Ronnie Simpson ambles up from the docks of the Stockton Sailing Club. At 25, he is whip thin and browned by the Northern California sun. His hair is close-cropped, and he's wearing his preferred uniform: boardshorts and a faded sailing T-shirt. He's in Stockton to take possession of a 28-foot Albin Cumulus sailboat that he just bought for $2,800, with money borrowed from a friend. The boat is called Chippewa, and the cockpit is strewn with tools, gear, and empty beer cans. A dark scrim of weeds encrusts the bottom, but beneath the grime you can see the shape of a blue-water pedigree. Ronnie is taking Chippewa down the San Joaquin River to San Francisco Bay, to the Marina Village Yacht Harbor, in Alameda, where the boat will become his new home. As soon as he feels it's ready to sail to Hawaii and beyond, Ronnie Simpson will do what he does best: take off and see what happens.
Ronnie looks like any boat bum who works odd jobs on the waterfront. He's always up for a party or a deal on Craigslist, and he's not averse to drinking beer within an hour or two of a late breakfast. He has a laid-back, renegade charm and tells stories as easily as he draws breath. He makes friends wherever he goes, and sometimes it's hard to keep track of all the girlfriends ("she was soooooo hot") who've wandered into his life. It wasn't very long ago that he had just $15 to his name.

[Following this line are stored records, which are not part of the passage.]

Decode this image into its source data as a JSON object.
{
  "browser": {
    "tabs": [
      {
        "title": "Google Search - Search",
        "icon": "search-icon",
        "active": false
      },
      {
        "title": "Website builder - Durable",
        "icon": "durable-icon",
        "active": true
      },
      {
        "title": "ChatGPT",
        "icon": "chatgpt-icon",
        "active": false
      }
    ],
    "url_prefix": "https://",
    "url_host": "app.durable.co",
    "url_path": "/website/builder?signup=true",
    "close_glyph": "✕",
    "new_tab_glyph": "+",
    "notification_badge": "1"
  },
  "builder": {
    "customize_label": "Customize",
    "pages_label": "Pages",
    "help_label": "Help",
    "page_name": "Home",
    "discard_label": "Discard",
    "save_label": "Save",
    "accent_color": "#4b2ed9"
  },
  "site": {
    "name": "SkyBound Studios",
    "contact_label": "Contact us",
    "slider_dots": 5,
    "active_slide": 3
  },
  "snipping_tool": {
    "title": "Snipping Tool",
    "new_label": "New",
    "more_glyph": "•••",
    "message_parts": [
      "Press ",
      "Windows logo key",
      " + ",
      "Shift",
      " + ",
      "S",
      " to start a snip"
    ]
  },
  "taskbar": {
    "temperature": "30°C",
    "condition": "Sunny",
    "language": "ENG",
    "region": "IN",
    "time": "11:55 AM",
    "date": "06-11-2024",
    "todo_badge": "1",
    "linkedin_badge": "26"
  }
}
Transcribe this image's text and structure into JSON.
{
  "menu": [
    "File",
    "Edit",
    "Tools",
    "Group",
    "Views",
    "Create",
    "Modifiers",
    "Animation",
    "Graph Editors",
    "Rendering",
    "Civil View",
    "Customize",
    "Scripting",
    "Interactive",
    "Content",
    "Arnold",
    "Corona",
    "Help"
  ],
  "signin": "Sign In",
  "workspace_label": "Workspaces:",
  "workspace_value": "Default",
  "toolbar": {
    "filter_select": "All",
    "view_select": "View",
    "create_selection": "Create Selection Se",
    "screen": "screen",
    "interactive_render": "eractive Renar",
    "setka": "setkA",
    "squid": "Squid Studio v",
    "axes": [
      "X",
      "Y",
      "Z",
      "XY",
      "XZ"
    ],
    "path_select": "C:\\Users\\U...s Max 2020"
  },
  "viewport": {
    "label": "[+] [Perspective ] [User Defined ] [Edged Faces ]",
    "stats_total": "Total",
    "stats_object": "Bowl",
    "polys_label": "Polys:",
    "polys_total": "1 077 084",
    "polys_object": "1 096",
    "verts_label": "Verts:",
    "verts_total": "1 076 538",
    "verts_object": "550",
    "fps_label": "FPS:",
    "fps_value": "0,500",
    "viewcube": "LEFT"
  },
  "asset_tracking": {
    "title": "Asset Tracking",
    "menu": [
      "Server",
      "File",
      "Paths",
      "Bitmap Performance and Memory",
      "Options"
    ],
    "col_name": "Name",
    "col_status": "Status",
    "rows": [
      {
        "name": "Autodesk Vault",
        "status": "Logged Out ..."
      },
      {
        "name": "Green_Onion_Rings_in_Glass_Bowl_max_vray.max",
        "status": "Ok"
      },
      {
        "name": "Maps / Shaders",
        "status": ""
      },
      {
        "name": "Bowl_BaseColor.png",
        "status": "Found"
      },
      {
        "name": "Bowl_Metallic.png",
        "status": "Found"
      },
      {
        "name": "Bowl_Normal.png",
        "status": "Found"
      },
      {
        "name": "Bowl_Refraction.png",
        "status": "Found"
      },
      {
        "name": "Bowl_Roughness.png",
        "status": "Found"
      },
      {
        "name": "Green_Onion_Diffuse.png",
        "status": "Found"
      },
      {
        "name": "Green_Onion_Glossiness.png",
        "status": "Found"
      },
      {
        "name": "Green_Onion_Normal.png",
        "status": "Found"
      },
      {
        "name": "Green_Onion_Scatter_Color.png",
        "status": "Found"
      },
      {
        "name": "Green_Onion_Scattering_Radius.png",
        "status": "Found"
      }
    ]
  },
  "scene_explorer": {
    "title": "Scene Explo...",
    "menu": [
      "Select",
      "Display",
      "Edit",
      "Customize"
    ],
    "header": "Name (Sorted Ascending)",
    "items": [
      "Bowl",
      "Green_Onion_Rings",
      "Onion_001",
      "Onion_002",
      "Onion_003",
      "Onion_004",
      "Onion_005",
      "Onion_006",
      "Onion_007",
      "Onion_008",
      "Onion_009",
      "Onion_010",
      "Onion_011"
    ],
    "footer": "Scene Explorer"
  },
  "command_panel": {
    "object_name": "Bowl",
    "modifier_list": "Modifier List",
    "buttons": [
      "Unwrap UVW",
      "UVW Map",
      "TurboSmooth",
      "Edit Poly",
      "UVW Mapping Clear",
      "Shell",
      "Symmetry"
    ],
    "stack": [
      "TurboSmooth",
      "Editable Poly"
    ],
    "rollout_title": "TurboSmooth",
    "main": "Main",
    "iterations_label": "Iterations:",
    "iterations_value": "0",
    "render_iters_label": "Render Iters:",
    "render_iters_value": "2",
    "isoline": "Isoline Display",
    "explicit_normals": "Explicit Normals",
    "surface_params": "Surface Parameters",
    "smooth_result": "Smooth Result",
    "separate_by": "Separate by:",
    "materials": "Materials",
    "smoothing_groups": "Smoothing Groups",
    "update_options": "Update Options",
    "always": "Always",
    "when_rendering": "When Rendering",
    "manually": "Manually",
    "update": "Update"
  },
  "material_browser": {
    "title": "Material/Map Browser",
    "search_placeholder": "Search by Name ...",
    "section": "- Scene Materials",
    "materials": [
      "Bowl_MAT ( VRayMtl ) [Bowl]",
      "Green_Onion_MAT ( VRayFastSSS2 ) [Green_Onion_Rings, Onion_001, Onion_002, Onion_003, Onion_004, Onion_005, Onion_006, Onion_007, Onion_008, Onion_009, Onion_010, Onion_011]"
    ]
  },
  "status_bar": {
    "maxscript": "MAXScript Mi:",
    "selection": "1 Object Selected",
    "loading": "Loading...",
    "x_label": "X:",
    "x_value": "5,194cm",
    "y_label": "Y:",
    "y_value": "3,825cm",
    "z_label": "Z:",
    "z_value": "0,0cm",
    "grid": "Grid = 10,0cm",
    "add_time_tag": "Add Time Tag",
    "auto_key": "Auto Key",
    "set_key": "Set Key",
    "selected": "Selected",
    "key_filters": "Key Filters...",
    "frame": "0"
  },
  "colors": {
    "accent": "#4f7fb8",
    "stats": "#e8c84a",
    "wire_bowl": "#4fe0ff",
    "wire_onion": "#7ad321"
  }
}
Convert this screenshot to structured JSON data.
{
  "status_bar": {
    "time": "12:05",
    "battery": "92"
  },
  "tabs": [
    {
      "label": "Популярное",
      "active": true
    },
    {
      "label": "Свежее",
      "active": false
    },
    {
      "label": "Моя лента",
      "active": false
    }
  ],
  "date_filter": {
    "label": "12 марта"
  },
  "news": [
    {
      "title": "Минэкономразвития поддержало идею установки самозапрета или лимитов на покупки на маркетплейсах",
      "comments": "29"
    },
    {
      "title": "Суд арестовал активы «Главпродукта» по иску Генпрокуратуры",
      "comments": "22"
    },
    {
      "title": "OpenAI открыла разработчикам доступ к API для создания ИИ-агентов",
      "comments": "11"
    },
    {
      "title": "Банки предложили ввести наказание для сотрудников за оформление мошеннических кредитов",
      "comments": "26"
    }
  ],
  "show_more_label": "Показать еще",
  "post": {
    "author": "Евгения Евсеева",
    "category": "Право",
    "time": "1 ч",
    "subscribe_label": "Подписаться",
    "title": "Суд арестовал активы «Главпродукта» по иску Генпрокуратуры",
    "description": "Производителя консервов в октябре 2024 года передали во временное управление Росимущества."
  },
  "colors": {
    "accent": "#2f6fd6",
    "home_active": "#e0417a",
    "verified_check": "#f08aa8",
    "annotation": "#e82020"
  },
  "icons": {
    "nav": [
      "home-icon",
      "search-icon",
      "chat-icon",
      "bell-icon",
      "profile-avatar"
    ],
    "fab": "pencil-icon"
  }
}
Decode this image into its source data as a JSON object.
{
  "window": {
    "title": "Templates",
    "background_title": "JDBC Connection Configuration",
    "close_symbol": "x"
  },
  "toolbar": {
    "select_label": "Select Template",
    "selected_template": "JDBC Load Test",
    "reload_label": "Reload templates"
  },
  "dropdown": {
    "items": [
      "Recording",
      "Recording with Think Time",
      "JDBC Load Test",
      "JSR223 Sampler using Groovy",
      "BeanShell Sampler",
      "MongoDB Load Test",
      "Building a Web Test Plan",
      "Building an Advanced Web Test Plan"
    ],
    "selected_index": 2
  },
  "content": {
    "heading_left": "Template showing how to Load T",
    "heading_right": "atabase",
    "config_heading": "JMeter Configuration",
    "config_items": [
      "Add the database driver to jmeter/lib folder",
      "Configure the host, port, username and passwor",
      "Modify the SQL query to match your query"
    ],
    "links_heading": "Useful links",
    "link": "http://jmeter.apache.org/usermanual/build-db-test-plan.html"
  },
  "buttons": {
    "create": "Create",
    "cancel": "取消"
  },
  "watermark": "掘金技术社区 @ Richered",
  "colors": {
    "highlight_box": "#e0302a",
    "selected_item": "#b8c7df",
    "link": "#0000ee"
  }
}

But Ronnie is not an aimless vagabond. To understand this, you need to take note of the long, moon-shaped scar under his left arm, which arcs around his rib cage from pectoral to scapula. You need to observe the seven-inch vertical scar that bisects his stomach, deviating only slightly around his belly button. You should also take in the coin-size cicatrices that pepper his torso, pale blotches against the dark of his skin, and try to imagine the searing heat that branded him. Ronnie served as a marine in Iraq, and on the night of June 30, 2004, at age 19, he almost died.
How he got from there to here is a wrenching story, of how war takes human beings, breaks them into little pieces, and gives them two choices: surrender or fight. Unlike many veterans, Ronnie eventually found a way back from his life-threatening injuries, enduring a long hospitalization, the death of his father, and a few years of soul-numbing suburban striving before the accidental discovery of sailing and adventure helped him to reinvent himself. It was an odyssey that almost killed him more than once, but in the end, it also saved him. "I have never been so broke in my life," he says. "And I've never been happier."
After a night of ale-assisted slumber in Chippewa's simple cabin, we ease the boat out of the slip as soon as there's enough light to navigate the marina fairway. From Stockton, we've got some 50 miles of motoring down the channels of the San Joaquin River before we're released into San Pablo Bay, and San Francisco Bay beyond. Apart from trying to avoid getting lost in the maze of side channels, pulling weeds off the prop, and wishing there were enough wind to sail, there's not much else to do besides hear the tale of Ronnie Simpson's resurrection.
RONNIE DOESN'T ACTUALLY remember the moment his life was blown apart. He was in a Humvee, bouncing down Highway 11 between Baghdad and Fallujah. The cooling night air was thick with dust and diesel exhaust, and the hard heft of a tripod-mounted 50-caliber machine gun was in his hands. Highway 11 was not a great place to be at 11:30 p.m. on June 30. The Sunni insurgency was in full metastasis, and the radio in the Humvee was chattering with reports of units getting hit all across the country.
Ronnie's platoon, part of the 2nd Battalion, 2nd Marines, was helping escort a convoy of Army trucks back to its base. Ronnie was standing in the Humvee's truck bed as they followed a large Army transport. He saw a single muzzle flash flare in the darkness, then another. A fusillade of shots ripped into the convoy, and then a firefight erupted hot and heavy. Ronnie swiveled the 50-cal toward the enemy position and started firing.
The Army truck in front ground to a halt. "Why are we stopping? Why are we stopping?" Ronnie shouted. "Well, the fucking Army stopped," his commander snapped back. No one knows for sure what happened next. There was a whoosh that sounded like a rocket-propelled grenade, then a white-hot explosion. All Ronnie knows is that the world went black.